SUPPLIED INFORMATION -

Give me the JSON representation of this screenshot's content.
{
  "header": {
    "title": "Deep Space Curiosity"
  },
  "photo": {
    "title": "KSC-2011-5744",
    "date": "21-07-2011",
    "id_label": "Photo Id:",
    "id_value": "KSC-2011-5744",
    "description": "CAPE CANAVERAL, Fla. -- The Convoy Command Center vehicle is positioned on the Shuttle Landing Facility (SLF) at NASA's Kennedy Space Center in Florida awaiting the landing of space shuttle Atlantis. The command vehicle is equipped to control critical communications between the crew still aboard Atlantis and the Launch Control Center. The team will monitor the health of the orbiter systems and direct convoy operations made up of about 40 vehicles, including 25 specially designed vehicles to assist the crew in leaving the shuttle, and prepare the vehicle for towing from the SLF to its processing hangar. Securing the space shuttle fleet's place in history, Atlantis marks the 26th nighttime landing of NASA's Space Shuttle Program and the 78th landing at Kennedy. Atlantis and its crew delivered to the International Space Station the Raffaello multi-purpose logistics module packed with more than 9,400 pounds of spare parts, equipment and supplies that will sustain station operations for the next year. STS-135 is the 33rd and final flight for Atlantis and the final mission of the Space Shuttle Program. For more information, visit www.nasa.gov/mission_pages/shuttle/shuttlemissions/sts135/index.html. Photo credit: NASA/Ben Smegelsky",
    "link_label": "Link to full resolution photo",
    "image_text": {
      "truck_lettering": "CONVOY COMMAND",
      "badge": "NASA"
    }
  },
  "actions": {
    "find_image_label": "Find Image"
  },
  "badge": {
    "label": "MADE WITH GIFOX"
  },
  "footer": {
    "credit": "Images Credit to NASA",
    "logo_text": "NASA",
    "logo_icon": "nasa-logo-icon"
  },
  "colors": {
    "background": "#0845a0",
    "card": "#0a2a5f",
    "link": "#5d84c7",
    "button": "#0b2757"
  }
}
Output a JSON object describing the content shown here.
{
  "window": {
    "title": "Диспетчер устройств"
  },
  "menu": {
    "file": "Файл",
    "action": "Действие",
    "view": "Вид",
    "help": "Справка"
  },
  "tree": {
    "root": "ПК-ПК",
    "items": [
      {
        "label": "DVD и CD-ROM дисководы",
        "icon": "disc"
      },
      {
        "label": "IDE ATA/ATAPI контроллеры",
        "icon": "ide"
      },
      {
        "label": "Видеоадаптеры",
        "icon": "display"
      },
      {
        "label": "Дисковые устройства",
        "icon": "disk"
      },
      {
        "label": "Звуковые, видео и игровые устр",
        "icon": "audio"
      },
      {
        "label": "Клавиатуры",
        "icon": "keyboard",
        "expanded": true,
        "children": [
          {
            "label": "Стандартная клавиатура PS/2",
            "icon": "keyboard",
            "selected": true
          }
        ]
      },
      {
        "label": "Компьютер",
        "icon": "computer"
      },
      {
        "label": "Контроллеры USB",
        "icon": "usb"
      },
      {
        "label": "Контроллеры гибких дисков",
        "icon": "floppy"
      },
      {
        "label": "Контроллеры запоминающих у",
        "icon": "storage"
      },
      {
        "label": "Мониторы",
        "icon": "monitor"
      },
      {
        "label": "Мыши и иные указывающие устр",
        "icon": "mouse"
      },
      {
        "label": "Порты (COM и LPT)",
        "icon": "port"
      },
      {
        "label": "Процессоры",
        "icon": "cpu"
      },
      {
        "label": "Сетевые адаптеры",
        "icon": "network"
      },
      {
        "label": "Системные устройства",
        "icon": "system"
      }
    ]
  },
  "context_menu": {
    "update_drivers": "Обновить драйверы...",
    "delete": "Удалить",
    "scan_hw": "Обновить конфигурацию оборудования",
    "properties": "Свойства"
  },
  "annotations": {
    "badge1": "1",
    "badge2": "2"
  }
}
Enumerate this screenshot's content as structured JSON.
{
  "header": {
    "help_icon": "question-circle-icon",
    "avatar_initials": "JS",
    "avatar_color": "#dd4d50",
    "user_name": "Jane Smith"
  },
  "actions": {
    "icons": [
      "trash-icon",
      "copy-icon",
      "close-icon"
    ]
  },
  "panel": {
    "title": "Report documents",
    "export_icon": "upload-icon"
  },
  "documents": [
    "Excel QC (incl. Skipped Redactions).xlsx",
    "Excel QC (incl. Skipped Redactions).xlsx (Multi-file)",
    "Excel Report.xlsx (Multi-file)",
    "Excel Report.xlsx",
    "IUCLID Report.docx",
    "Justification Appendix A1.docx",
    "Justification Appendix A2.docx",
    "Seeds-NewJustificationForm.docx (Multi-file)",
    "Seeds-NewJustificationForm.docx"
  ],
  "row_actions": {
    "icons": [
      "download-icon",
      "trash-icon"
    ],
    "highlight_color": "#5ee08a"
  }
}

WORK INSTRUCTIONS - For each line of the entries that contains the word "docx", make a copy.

SOLUTION -
    "IUCLID Report.docx",
    "Justification Appendix A1.docx",
    "Justification Appendix A2.docx",
    "Seeds-NewJustificationForm.docx (Multi-file)",
    "Seeds-NewJustificationForm.docx"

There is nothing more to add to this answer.